What the task requires: The answer consists of one number: how many lines of the data below include the string "endl".

Extracted records:
* * * * *

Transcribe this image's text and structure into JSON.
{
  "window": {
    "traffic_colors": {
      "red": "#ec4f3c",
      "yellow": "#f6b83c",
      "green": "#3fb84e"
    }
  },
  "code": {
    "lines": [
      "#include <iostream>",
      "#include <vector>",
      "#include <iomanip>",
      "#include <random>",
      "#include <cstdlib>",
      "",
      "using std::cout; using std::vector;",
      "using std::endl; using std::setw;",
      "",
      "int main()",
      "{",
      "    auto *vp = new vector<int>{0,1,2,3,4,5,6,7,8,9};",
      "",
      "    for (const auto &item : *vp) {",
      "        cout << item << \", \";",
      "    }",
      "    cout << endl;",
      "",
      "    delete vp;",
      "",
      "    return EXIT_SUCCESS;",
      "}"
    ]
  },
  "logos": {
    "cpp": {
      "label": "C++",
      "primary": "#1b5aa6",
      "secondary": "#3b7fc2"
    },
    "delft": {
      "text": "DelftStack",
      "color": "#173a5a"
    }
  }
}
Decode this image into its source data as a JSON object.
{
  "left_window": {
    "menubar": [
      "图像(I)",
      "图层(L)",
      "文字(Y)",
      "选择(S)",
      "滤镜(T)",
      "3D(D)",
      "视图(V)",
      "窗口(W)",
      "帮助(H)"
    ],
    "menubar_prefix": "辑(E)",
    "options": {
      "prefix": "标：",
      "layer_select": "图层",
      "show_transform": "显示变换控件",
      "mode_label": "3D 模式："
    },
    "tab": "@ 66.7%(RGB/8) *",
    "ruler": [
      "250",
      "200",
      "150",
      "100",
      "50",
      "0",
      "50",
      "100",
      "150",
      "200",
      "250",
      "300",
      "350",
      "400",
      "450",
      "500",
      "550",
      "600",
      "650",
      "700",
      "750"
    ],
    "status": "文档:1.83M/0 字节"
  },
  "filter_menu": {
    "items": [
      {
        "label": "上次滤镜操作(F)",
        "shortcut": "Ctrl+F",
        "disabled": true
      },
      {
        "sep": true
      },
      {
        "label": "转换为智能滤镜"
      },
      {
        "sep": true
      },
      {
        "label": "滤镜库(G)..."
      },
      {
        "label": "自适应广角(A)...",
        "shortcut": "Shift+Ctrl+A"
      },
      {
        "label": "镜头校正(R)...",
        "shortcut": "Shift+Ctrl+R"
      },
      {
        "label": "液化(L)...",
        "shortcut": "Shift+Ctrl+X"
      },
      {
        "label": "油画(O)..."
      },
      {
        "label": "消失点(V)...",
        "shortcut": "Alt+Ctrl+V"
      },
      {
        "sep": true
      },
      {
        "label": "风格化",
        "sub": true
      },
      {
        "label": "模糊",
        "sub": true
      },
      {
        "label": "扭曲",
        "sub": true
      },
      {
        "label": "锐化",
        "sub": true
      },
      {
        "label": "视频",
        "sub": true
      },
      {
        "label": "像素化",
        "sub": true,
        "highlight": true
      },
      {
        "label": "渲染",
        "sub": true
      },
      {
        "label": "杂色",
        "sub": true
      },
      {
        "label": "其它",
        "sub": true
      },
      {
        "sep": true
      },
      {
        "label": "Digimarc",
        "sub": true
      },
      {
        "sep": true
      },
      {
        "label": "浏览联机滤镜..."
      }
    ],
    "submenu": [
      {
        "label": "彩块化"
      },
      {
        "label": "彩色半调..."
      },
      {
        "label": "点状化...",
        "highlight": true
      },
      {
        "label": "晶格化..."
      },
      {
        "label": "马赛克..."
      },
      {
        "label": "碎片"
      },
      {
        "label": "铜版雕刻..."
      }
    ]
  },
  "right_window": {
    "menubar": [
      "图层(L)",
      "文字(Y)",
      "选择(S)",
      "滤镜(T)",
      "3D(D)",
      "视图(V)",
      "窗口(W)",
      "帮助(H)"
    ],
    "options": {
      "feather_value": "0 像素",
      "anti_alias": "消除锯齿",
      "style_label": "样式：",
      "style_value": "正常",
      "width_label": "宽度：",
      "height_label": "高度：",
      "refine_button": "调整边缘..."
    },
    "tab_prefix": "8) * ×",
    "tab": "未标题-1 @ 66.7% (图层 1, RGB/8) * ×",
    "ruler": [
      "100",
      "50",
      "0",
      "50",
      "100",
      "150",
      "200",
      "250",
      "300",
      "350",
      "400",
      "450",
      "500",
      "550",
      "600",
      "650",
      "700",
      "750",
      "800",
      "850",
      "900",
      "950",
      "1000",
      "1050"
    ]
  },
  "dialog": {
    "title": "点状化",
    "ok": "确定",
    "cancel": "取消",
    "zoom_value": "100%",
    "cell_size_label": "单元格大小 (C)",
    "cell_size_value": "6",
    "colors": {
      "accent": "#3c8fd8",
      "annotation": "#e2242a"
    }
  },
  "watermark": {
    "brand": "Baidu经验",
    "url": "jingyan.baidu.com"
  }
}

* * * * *

Task solution: 2